The company even has a fleet of 40 hybrid Camrys for its managers.
The importance of people
The common denominator running throughout all of Ruppert’s enterprises, including the flagship landscaping business, is the ability to find good people and manage them.
The company employs a rigorous recruitment process in the search for good managers, drawing from 14 colleges and universities with top horticulture programs, such as Cobleskill, Mississippi State and Virginia Tech.
The sifting process for potential leaders starts with summer internships. About half of the interns return to the company after graduation.
The training process includes nine days of intensive instruction a year, and managers are given wide experience throughout the company as they move up.
“Attracting, keeping and growing good people . . . is the secret to our success,” Ruppert said. “We take good care of our people, and they are the ones who make us successful.”
Ruppert, who quit the University of Maryland in his second year, fosters a humble company culture. (He even asked me to focus the story on his employees and to leave him out.) The headquarters are airy and functional. Everyone wears the same company uniform. Bureaucracy is almost non-existent.
Ruppert Landscaping has no human resources department. Instead, every manager is accountable for his or her employees.
“It’s everybody’s job to be a member of the human resources department,” Ruppert said.
Employees must enjoy working outdoors, work hard and stay positive.
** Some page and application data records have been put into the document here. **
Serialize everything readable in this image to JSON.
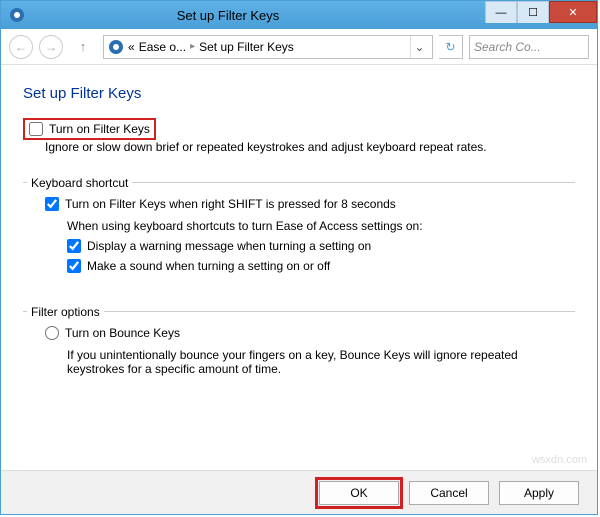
{
  "window": {
    "title": "Set up Filter Keys"
  },
  "nav": {
    "crumb1": "Ease o...",
    "crumb2": "Set up Filter Keys",
    "search_placeholder": "Search Co..."
  },
  "page": {
    "heading": "Set up Filter Keys",
    "turn_on_label": "Turn on Filter Keys",
    "turn_on_desc": "Ignore or slow down brief or repeated keystrokes and adjust keyboard repeat rates."
  },
  "keyboard_shortcut": {
    "legend": "Keyboard shortcut",
    "shift_label": "Turn on Filter Keys when right SHIFT is pressed for 8 seconds",
    "sub_intro": "When using keyboard shortcuts to turn Ease of Access settings on:",
    "warn_label": "Display a warning message when turning a setting on",
    "sound_label": "Make a sound when turning a setting on or off"
  },
  "filter_options": {
    "legend": "Filter options",
    "bounce_label": "Turn on Bounce Keys",
    "bounce_desc": "If you unintentionally bounce your fingers on a key, Bounce Keys will ignore repeated keystrokes for a specific amount of time."
  },
  "buttons": {
    "ok": "OK",
    "cancel": "Cancel",
    "apply": "Apply"
  },
  "watermark": "wsxdn.com"
}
Ruppert has no time for gloomies. “We are demanding of our people,” Ruppert said. “It’s a hard place to work because expectations are high.”
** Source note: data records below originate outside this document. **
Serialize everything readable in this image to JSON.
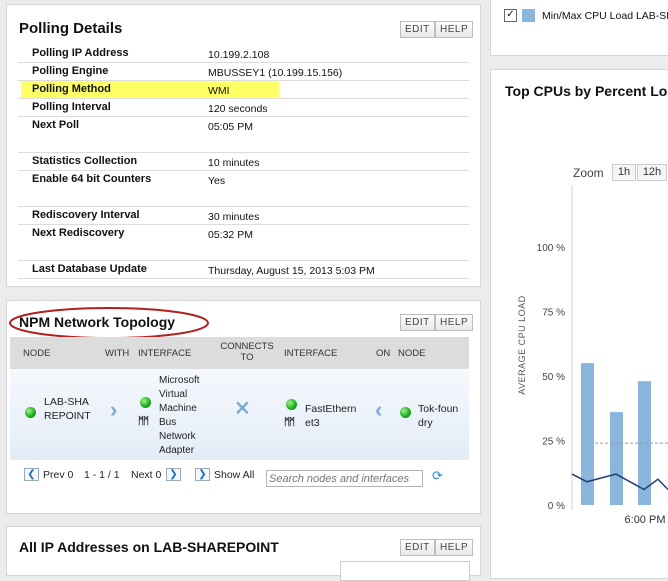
{
  "polling": {
    "title": "Polling Details",
    "edit": "EDIT",
    "help": "HELP",
    "rows": [
      {
        "label": "Polling IP Address",
        "value": "10.199.2.108"
      },
      {
        "label": "Polling Engine",
        "value": "MBUSSEY1 (10.199.15.156)"
      },
      {
        "label": "Polling Method",
        "value": "WMI"
      },
      {
        "label": "Polling Interval",
        "value": "120 seconds"
      },
      {
        "label": "Next Poll",
        "value": "05:05 PM"
      },
      {
        "label": "Statistics Collection",
        "value": "10 minutes"
      },
      {
        "label": "Enable 64 bit Counters",
        "value": "Yes"
      },
      {
        "label": "Rediscovery Interval",
        "value": "30 minutes"
      },
      {
        "label": "Next Rediscovery",
        "value": "05:32 PM"
      },
      {
        "label": "Last Database Update",
        "value": "Thursday, August 15, 2013 5:03 PM"
      }
    ]
  },
  "topology": {
    "title": "NPM Network Topology",
    "edit": "EDIT",
    "help": "HELP",
    "headers": {
      "node": "NODE",
      "with": "WITH",
      "interface": "INTERFACE",
      "connects_to": "CONNECTS TO",
      "interface2": "INTERFACE",
      "on": "ON",
      "node2": "NODE"
    },
    "row": {
      "node": "LAB-SHAREPOINT",
      "interface": "Microsoft Virtual Machine Bus Network Adapter",
      "interface2": "FastEthernet3",
      "node2": "Tok-foundry"
    },
    "pager": {
      "prev": "Prev 0",
      "range": "1 - 1 / 1",
      "next": "Next 0",
      "show_all": "Show All"
    },
    "search_placeholder": "Search nodes and interfaces"
  },
  "ip_addresses": {
    "title": "All IP Addresses on LAB-SHAREPOINT",
    "edit": "EDIT",
    "help": "HELP"
  },
  "legend": {
    "label": "Min/Max CPU Load LAB-SH",
    "checked": true
  },
  "chart_panel": {
    "title": "Top CPUs by Percent Lo",
    "zoom_label": "Zoom",
    "zoom_buttons": [
      "1h",
      "12h"
    ]
  },
  "chart_data": {
    "type": "bar",
    "ylabel": "AVERAGE CPU LOAD",
    "ylim": [
      0,
      100
    ],
    "ytick_labels": [
      "0 %",
      "25 %",
      "50 %",
      "75 %",
      "100 %"
    ],
    "xtick_labels": [
      "6:00 PM"
    ],
    "bars": [
      55,
      36,
      48
    ],
    "line": [
      12,
      9,
      12,
      6,
      10,
      6
    ],
    "reference_line": 24,
    "colors": {
      "bar": "#8ab6de",
      "line": "#1f3e6e"
    }
  }
}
Everyone gets a bonus, from $80 for a recently hired field worker to $80,000 for a top performing manager (Ruppert doesn’t like the word “executives”).
Loyalty is rewarded. Long-term employees get goodies such as limo and helicopter rides to review their projects. They also get anniversary dinners, trips to ball games and even commemorative coins.
The big prize: Key managers get ownership stakes.
Ruppert said the respect accorded employees gives the company an edge over the competition because employees work harder and stay longer, keeping down turnover costs.
Word of mouth generates an endless supply of hard-working employees, who are about 50 percent Latino.
Ruppert Landscaping has profit margins estimated at
5 percent to 12 percent a year. Profit varies, but I estimate it runs from $3 million to $9 million, based on industry standards.
Employees know the math so that they can help move the numbers — and move up in responsibility and pay.
“We want everyone to know the score,” said Ruppert, who earns a low-six-figure salary. “If the branch is doing well or the company is doing well or not doing well . . . they have access to it all.”
Ruppert is nuts about his business. He spends weekends tooling around the nursery in Laytsonville, where 60,000 trees are in various stages of growth. His house is on a hill in a corner of the sprawling farm.
As we toured the spread, Ruppert said he golfs only a couple of times a year.
He told me the only relationship he has had with a country club is working at one.
It sure paid off.
For previous Value Added columns, go to washingtonpost.com/ business.